WRITE us your verse, oh, soldier, tell us the grim, red tale,
Learned on the field of battle, where bullets fell like hail.
Pen us the ghastly story, of thousands of slaughtered men,
Till our souls are sick with horror. And then, oh, soldier, then,
Tell us in tender accents, how men with hearts of gold
Succored their wounded brothers; stripped in the biting cold
To cover the dead and dying. Give us our faith again,
Our belief in a God Almighty, in a Brotherhood of Man.
Paint us a canvas, soldier, a picture of fire and flame!
Men, mad with the lust of killing, playing their grisly game!
Show us the dead-strewn hillsides, guarding the blood-drenched plain,

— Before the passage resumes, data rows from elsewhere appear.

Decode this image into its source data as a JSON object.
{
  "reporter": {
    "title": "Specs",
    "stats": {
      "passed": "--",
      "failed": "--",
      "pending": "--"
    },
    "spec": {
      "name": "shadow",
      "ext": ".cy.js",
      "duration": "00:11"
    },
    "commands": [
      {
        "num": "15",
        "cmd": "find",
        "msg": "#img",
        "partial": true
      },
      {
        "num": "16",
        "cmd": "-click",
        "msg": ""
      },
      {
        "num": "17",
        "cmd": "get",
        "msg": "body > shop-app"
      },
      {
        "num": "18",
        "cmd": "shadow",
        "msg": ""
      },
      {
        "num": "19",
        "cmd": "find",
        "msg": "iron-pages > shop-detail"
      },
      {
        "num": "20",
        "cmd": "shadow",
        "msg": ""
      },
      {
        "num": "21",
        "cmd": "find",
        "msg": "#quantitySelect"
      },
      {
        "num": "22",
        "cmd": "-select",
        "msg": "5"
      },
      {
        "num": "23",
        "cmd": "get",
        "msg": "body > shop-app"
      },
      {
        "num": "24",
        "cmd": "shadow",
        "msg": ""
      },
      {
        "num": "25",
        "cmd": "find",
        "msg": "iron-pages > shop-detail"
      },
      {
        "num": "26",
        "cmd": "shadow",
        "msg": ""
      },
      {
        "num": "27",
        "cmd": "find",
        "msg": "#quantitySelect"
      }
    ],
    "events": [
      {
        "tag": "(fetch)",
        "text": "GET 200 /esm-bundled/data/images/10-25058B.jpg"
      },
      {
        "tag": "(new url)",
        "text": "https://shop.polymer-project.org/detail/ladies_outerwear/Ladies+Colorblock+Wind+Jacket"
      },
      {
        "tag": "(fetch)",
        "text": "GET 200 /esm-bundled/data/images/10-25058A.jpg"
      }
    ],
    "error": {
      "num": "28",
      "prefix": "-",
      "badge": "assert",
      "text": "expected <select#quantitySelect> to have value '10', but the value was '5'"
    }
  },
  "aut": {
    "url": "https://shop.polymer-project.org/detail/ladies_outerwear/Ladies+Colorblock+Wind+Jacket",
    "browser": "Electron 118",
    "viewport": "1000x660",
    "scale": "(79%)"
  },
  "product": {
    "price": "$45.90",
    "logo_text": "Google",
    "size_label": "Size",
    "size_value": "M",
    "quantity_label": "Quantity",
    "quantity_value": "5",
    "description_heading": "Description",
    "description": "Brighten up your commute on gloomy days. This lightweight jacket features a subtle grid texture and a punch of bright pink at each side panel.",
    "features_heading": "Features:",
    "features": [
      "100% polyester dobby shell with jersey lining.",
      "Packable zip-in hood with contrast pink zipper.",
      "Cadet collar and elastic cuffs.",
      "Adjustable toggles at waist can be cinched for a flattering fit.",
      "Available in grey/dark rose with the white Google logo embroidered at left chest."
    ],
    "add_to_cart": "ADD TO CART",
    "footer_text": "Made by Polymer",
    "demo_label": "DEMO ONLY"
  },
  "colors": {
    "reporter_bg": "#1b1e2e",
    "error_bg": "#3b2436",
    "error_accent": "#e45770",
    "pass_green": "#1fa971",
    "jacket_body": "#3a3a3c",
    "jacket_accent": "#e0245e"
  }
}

A picture of war's grim horrors. And then, oh, soldier, then,
Draw is the white-capped nurses, doctors with skilful hands,
Counting their lives as nothing when human need demands
All that they have to offer. Paint us the women and men
Who bring the joy of living back to our hearts again.
Sing us a song, oh, soldier, chant in a martial strain,
Those who have died in battle, those who come home again.
Call us the mothers of heroes, call us the mothers of men,
Till our hearts are torn and bleeding. And then, oh, soldier, then,
Play us in minor cadence, a harp with a tautened string,
Set to a heavenly music, the songs the angels sing,
Of a world by Love safeguarded, where wars shall ever cease,
Sing us at last oh, soldier, the Song of Eternal Peace.
W. D. Eaton, ed. Great Poems of the World War. Chicago: T.S. Denison & Company, 1922.